Published 7:59 AM by with 0 comment

Wednesday Wanderings

You know those tasty, tasty mints called Altoids? When I was twelve, they were all the rage with my friends. The little tins they come in are so useful, too. Here is a recipe (with pictures!) that will teach you how to make your own Altoids!

Speaking of candy, here is a website that offers candy "unjunked", candy that doesn't contain corn syrup or artificial ingredients! I'd definitely enjoy some peanut butter cups or M & M's that were made from real food processes and sugar : )

Here are a series of photographs that make it look like people are floating! I just thought it was cool.

Photo by Natsumi Hayashi (source)

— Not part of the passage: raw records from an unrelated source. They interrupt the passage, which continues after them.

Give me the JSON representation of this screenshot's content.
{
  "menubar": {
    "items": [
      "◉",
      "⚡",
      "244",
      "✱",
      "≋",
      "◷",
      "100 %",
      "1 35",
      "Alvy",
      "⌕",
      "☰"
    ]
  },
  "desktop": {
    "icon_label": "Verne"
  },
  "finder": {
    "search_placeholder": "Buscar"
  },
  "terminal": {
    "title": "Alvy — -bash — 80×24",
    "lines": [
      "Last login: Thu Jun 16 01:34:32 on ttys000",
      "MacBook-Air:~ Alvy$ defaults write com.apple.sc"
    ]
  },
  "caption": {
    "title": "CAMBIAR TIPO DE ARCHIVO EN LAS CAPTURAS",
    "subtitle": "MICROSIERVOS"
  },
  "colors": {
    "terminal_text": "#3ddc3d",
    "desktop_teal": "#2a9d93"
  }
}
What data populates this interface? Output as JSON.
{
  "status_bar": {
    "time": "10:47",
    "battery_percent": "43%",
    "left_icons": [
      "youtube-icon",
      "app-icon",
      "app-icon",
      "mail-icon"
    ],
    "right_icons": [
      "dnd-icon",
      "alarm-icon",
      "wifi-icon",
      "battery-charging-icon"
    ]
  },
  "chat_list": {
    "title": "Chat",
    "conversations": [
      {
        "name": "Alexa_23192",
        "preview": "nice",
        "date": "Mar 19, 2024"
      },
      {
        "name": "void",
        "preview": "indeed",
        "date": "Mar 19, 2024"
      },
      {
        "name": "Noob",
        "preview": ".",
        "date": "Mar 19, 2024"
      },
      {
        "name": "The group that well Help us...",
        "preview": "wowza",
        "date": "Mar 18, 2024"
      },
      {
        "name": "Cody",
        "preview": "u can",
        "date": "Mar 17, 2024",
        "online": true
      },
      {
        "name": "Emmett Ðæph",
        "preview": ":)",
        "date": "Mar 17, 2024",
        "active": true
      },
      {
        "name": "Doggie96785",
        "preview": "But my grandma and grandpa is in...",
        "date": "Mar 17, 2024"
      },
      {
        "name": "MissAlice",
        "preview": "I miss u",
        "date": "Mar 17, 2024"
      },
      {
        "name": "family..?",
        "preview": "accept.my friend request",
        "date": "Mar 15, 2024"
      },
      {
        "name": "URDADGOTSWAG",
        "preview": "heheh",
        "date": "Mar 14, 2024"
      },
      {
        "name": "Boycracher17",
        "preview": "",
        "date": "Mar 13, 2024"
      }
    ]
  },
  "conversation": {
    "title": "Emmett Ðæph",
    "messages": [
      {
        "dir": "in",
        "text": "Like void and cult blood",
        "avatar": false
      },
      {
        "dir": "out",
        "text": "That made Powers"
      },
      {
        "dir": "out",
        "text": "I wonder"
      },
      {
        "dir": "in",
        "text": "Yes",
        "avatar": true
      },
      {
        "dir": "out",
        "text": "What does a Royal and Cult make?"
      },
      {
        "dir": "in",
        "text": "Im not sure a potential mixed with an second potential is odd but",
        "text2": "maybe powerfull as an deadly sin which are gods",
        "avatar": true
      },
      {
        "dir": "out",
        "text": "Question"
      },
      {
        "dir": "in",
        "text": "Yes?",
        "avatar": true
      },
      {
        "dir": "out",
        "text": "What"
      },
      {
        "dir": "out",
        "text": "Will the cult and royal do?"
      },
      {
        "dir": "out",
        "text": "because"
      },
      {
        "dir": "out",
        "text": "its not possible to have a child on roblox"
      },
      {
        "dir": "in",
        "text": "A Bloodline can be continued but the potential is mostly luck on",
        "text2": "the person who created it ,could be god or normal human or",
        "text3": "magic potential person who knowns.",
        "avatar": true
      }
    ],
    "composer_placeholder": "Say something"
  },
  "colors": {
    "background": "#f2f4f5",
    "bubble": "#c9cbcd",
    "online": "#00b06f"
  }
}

How would you define "real food"? Does your family eat "real" food? I'm still in the process of trying to figure out what my family's dietary needs are, which is difficult since one of us three doesn't really eat solid foods yet. Here is this woman's definition, as she explores how to feed her family while they travel to different countries with unfamiliar food cultures: "Real food is wholesome and nourishing. It is simple, unprocessed, whole food. Real food is pure and unadulterated, sustained but unchanged by man."

I really enjoyed these pictures which commemorate the National Geographic's 125th anniversary! My favorite is probably Alexander Graham Bell kissing that girl inside a tetrahedral kite.

On a more serious note: C.S. Lewis wrote many books that I enjoy, but his Space Trilogy is in my top five favorite books (as a series) of all time. This article made me deeply concerned, because it gives an example of an experiment done in a modern college classroom that is frighteningly reminiscent of a scene in the last book: "'Have the students write the name JESUS in big letters on a piece of paper', the lesson reads. 'Ask the students to stand up and put the paper on the floor in front of them with the name facing up. Ask the students to think about it for a moment. After a brief period of silence instruct them to step on the paper. Most will hesitate. Ask why they can't step on the paper. Discuss the important of symbols in culture.'"